*-Title / Abstract of 2011 SCGIS paper: “A management landscape for jaguars in the Upper Paraná Atlantic Forest ecoregion”
The Upper Paraná Atlantic Forest (UPAF) is among the most endangered eco-regions of the world because of its high levels of fragmentation and degradation. In this area located in the border among Argentina, Brazil and Paraguay, persists the southernmost population of jaguars (Panthera onca) of the world. My aims were to explore the landscape level factors that are affecting jaguar persistence in this region and to develop a spatial model for predicting the conditions of its habitat from a management perspective in the UPAF. I used presence records of jaguars collected through a participatory network of volunteers distributed along the eco-region. I combined these records with pseudo-absences to be used in generalized linear models. I used the information-theoretic approach to test different hypotheses related with the conditions that determine jaguar presence. I selected two general models representing the two main evaluated hypotheses: 1) landscape-conditions model; and 2) direct human pressures model. These models were used independently to develop a two-dimensional spatial model of jaguar habitat suitability.
Jaguar persistence was favored not only by the presence of native forest at present but also by the historical presence of forest (30 years ago), and negatively affected by human land uses. Direct human pressures also had an important effect on jaguars, with a positive effect of protection and negative effects of human accessibility and historical human population density. The two-dimensional model showed that less than 8% (~20,670 km2) of the analyzed landscape presented suitable conditions to be considered as potential core areas for jaguars. Barrier areas (unsuitable) represented 60.0% of the study area, 3.3% were potential refuges (areas that need restoration: low human pressures but poor landscape conditions), and 15.1% were potential sinks (poor landscape conditions and relatively high human pressures). From the management perspective, the most important areas detected by the model were the 32,563 km2 (11.8%) of potential attractive-sink areas that presented acceptable landscape conditions for jaguars but high direct human pressures (i.e. potential “ecological traps” for this species). This analysis allowed the description of the most important factors affecting jaguars at an eco-regional scale (e.g. the historical conditions of the landscape). Additionally, it constituted a useful management tool for validating conservation strategies developed for jaguars and the UPAF.

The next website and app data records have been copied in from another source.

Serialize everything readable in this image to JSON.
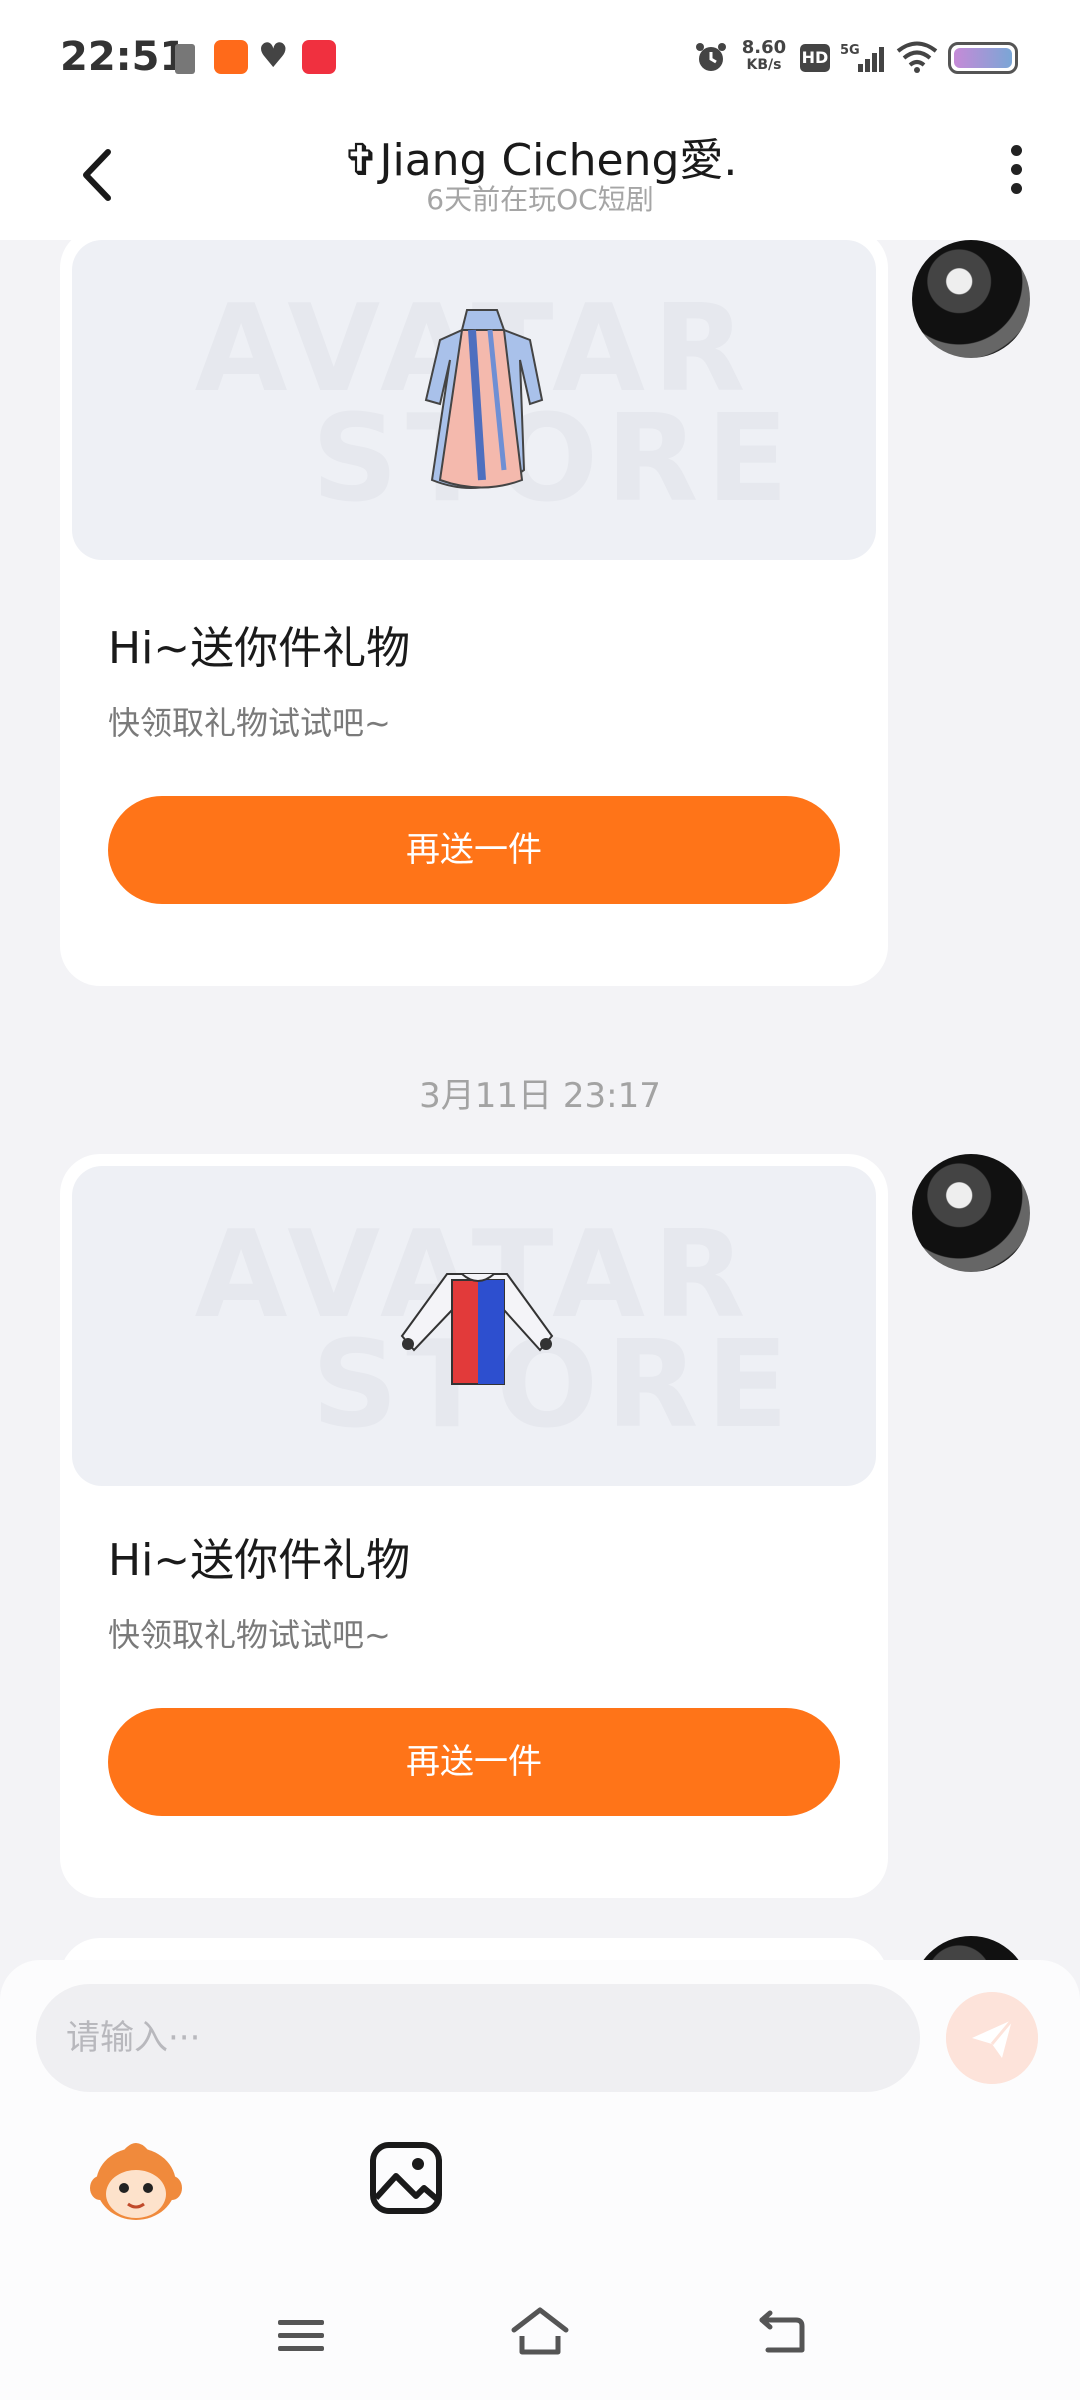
{
  "status_bar": {
    "time": "22:51",
    "net_speed_value": "8.60",
    "net_speed_unit": "KB/s",
    "hd_label": "HD",
    "network_label": "5G",
    "icons": [
      "battery-small-icon",
      "app-notification-icon",
      "heart-icon",
      "app-notification-icon",
      "alarm-icon",
      "signal-icon",
      "wifi-icon",
      "battery-icon"
    ]
  },
  "header": {
    "title": "✞Jiang Cicheng愛.",
    "subtitle": "6天前在玩OC短剧"
  },
  "messages": [
    {
      "title": "Hi~送你件礼物",
      "subtitle": "快领取礼物试试吧~",
      "button": "再送一件",
      "watermark_1": "AVATAR",
      "watermark_2": "STORE",
      "item_icon": "dress-icon"
    },
    {
      "timestamp": "3月11日 23:17",
      "title": "Hi~送你件礼物",
      "subtitle": "快领取礼物试试吧~",
      "button": "再送一件",
      "watermark_1": "AVATAR",
      "watermark_2": "STORE",
      "item_icon": "shirt-icon"
    }
  ],
  "input": {
    "placeholder": "请输入···"
  },
  "colors": {
    "accent": "#ff7418",
    "background": "#f3f3f6",
    "card": "#ffffff"
  }
}
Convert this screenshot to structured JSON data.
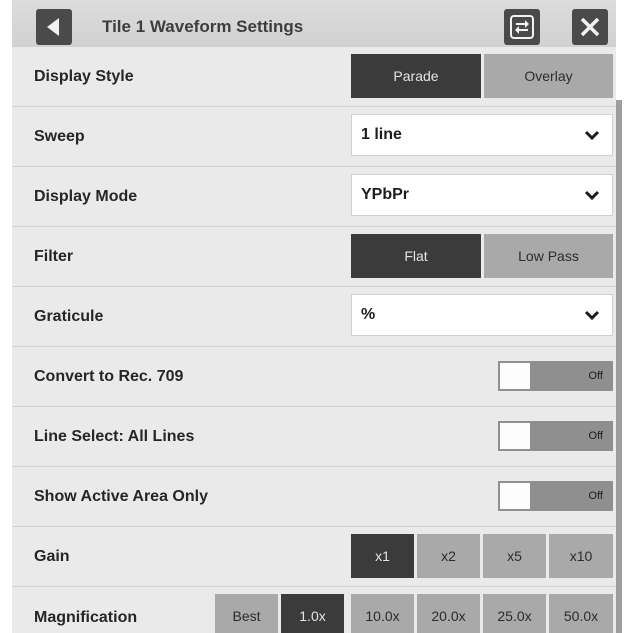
{
  "header": {
    "title": "Tile 1 Waveform Settings"
  },
  "rows": {
    "display_style": {
      "label": "Display Style",
      "options": [
        "Parade",
        "Overlay"
      ],
      "selected": "Parade"
    },
    "sweep": {
      "label": "Sweep",
      "value": "1 line"
    },
    "display_mode": {
      "label": "Display Mode",
      "value": "YPbPr"
    },
    "filter": {
      "label": "Filter",
      "options": [
        "Flat",
        "Low Pass"
      ],
      "selected": "Flat"
    },
    "graticule": {
      "label": "Graticule",
      "value": "%"
    },
    "convert": {
      "label": "Convert to Rec. 709",
      "toggle": "Off"
    },
    "line_select": {
      "label": "Line Select: All Lines",
      "toggle": "Off"
    },
    "active_area": {
      "label": "Show Active Area Only",
      "toggle": "Off"
    },
    "gain": {
      "label": "Gain",
      "options": [
        "x1",
        "x2",
        "x5",
        "x10"
      ],
      "selected": "x1"
    },
    "magnification": {
      "label": "Magnification",
      "options": [
        "Best",
        "1.0x",
        "10.0x",
        "20.0x",
        "25.0x",
        "50.0x"
      ],
      "selected": "1.0x"
    }
  },
  "icons": {
    "back": "back-arrow-icon",
    "swap": "swap-arrows-icon",
    "close": "close-icon",
    "dropdown": "chevron-down-icon"
  },
  "colors": {
    "header": "#d4d4d4",
    "active_segment": "#3b3b3b",
    "inactive_segment": "#a9a9a9",
    "toggle_track": "#8f8f8f"
  }
}
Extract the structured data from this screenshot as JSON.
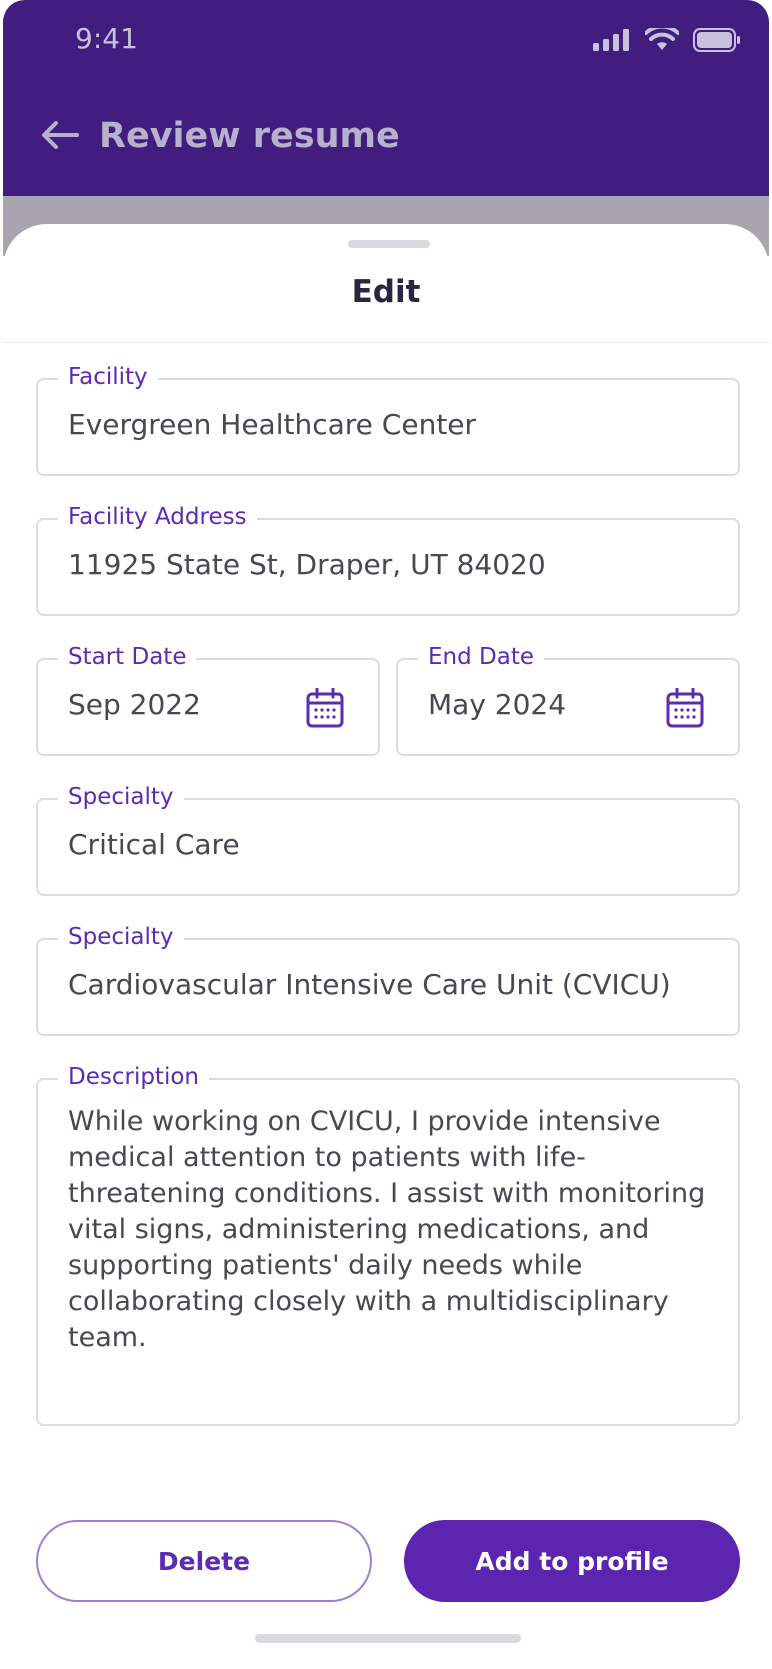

Carlos DeAngelo Scgis 2011 SCGIS Paper :
The Atlantic Forest (AF) is a global biodiversity hotspot distributed in eastern Brazil, eastern Paraguay and northern Argentina, which has lost ≈90% of its range. The jaguar is the top predator in the AF, but due to its habitat requirements this felid is seriously threatened. For preserving the last jaguars of the AF, regional and local strategies are critical. In an international effort, jaguar specialists determined the priority jaguar subpopulations of jaguars that remain in the AF. We developed a least-cost-corridor analysis to evaluate potential corridors among jaguar subpopulations. We found that, although some subpopulations could be connected by corridors, most of them are practically isolated. Zooming in to the largest jaguar subpopulation, we focused in the most important areas for internal connectivity. In these areas, we used graph-based models and Conefor 2.6 to determine the relative importance of the remaining forest patches for maintaining habitat connectivity. This prioritization at patch level was consistent with the local laws for forest protection and management. Different connectivity analysis tools offered specific solutions for jaguar conservation in the AF. Least-cost corridors served as a practical tool for identifying the most isolated subpopulations at a regional scale. Graph-based models and Conefor were important for finding specific forest patches where local actions will have a huge impact for preserving jaguars in the main subpopulations.